» Record extracts:
+ + +
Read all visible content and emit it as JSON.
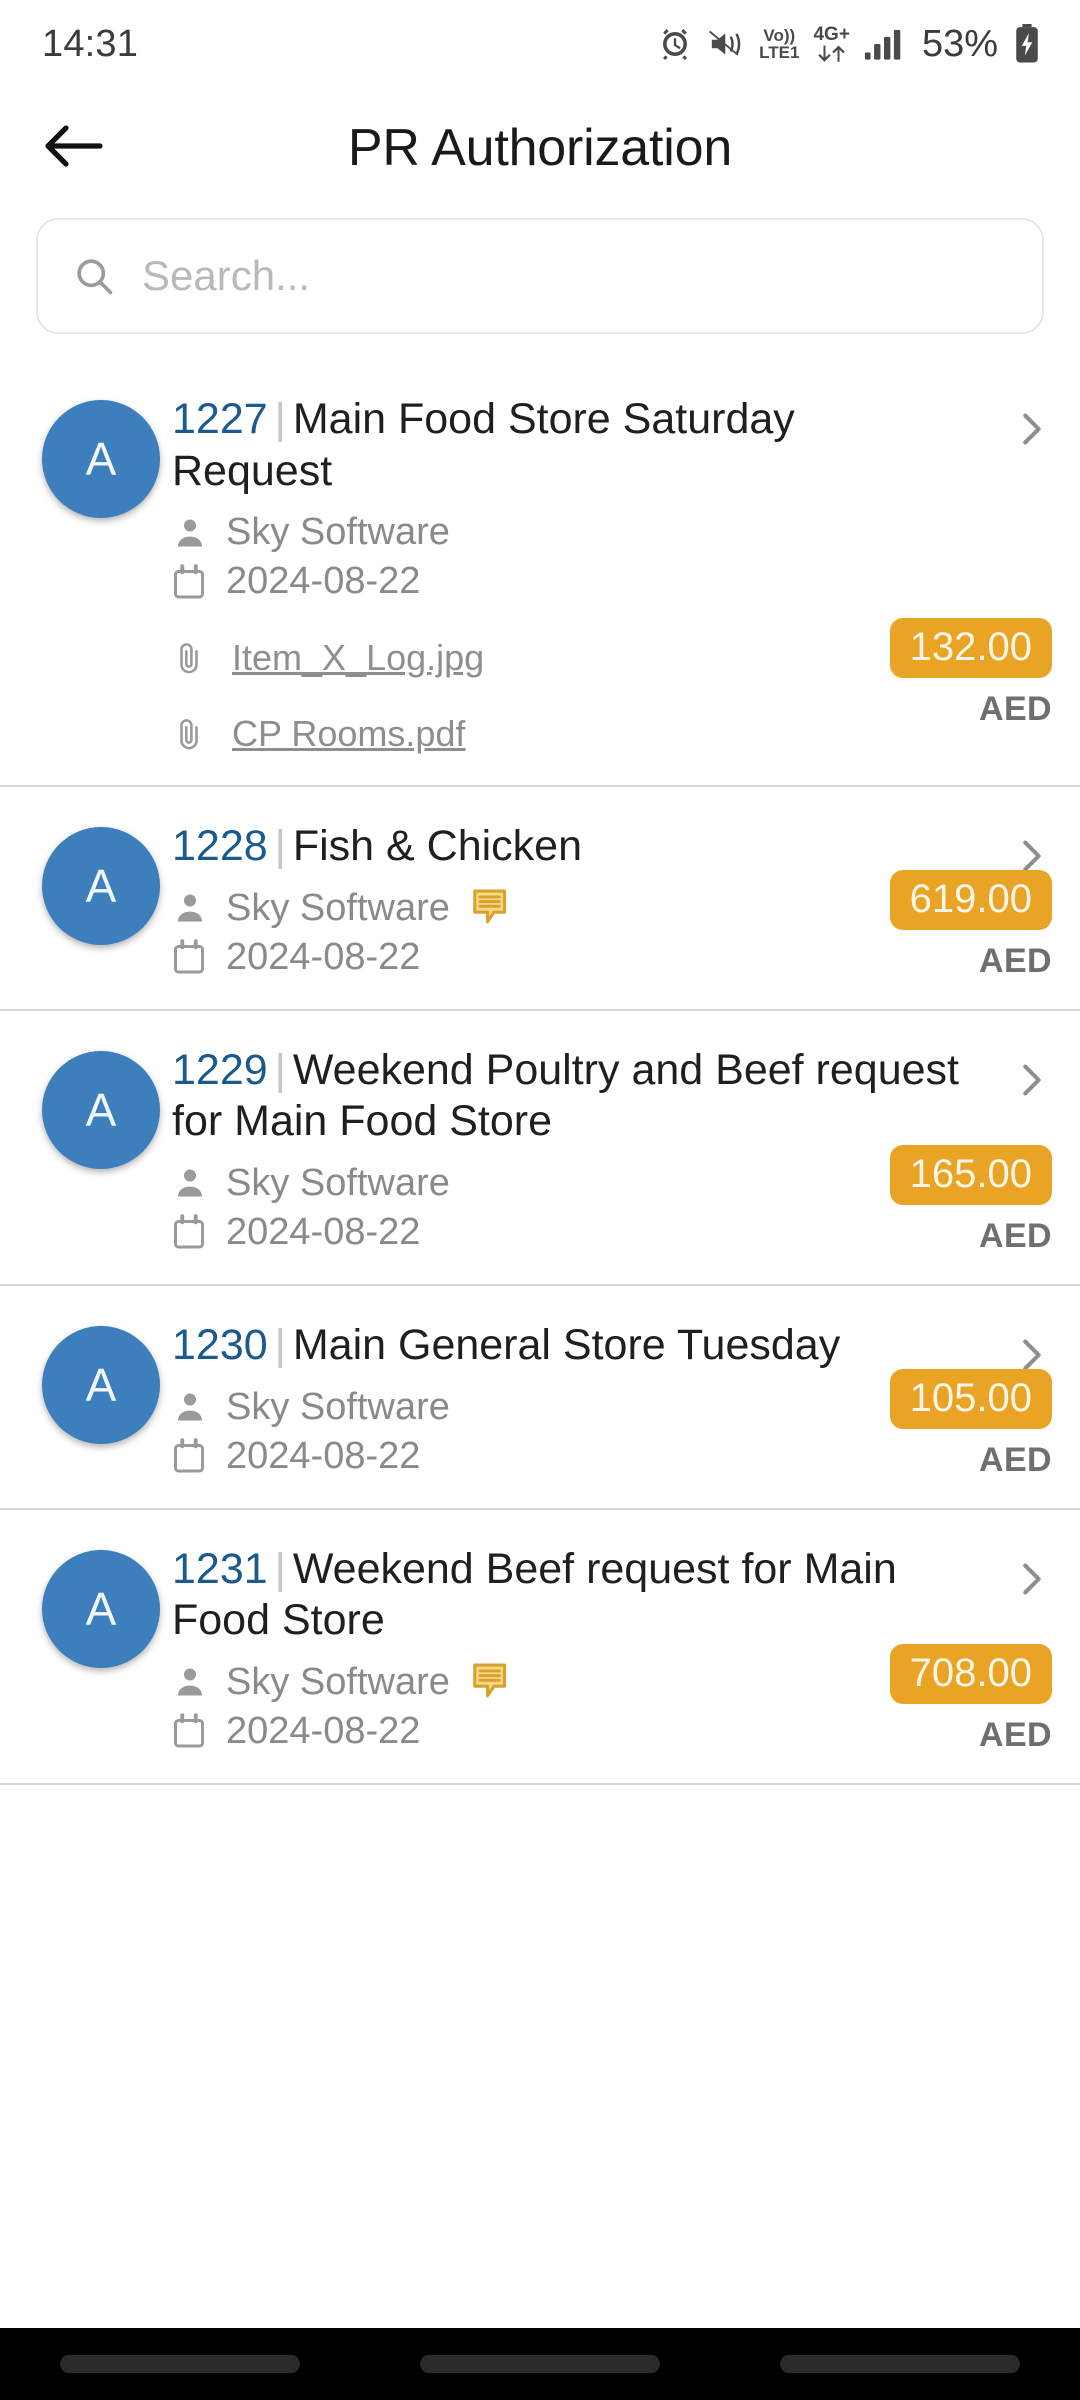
{
  "status_bar": {
    "clock": "14:31",
    "battery_percent": "53%",
    "network_label_top": "Vo))",
    "network_label_bottom": "LTE1",
    "data_label": "4G+",
    "icons": [
      "alarm-icon",
      "mute-vibrate-icon",
      "volte-icon",
      "mobile-data-icon",
      "signal-bars-icon",
      "battery-charging-icon"
    ]
  },
  "app_bar": {
    "title": "PR Authorization",
    "back_icon": "back-arrow-icon"
  },
  "search": {
    "value": "",
    "placeholder": "Search...",
    "icon": "search-icon"
  },
  "list": {
    "items": [
      {
        "avatar_letter": "A",
        "doc_no": "1227",
        "separator": "|",
        "title": "Main Food Store Saturday Request",
        "requester": "Sky Software",
        "date": "2024-08-22",
        "amount": "132.00",
        "currency": "AED",
        "has_comment": false,
        "attachments": [
          "Item_X_Log.jpg",
          "CP Rooms.pdf"
        ]
      },
      {
        "avatar_letter": "A",
        "doc_no": "1228",
        "separator": "|",
        "title": "Fish & Chicken",
        "requester": "Sky Software",
        "date": "2024-08-22",
        "amount": "619.00",
        "currency": "AED",
        "has_comment": true,
        "attachments": []
      },
      {
        "avatar_letter": "A",
        "doc_no": "1229",
        "separator": "|",
        "title": "Weekend Poultry and Beef request for Main Food Store",
        "requester": "Sky Software",
        "date": "2024-08-22",
        "amount": "165.00",
        "currency": "AED",
        "has_comment": false,
        "attachments": []
      },
      {
        "avatar_letter": "A",
        "doc_no": "1230",
        "separator": "|",
        "title": "Main General Store Tuesday",
        "requester": "Sky Software",
        "date": "2024-08-22",
        "amount": "105.00",
        "currency": "AED",
        "has_comment": false,
        "attachments": []
      },
      {
        "avatar_letter": "A",
        "doc_no": "1231",
        "separator": "|",
        "title": "Weekend Beef request for Main Food Store",
        "requester": "Sky Software",
        "date": "2024-08-22",
        "amount": "708.00",
        "currency": "AED",
        "has_comment": true,
        "attachments": []
      }
    ]
  },
  "colors": {
    "avatar_blue": "#3d7ebd",
    "doc_no_blue": "#1a5a8e",
    "amount_amber": "#e9a426",
    "comment_amber": "#d9a22a",
    "divider_gray": "#d6d6d9"
  },
  "nav_bar": {
    "pills": [
      "recents-pill",
      "home-pill",
      "back-pill"
    ]
  }
}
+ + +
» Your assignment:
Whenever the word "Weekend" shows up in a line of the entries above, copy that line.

» Result below:
        "title": "Weekend Poultry and Beef request for Main Food Store",
        "title": "Weekend Beef request for Main Food Store",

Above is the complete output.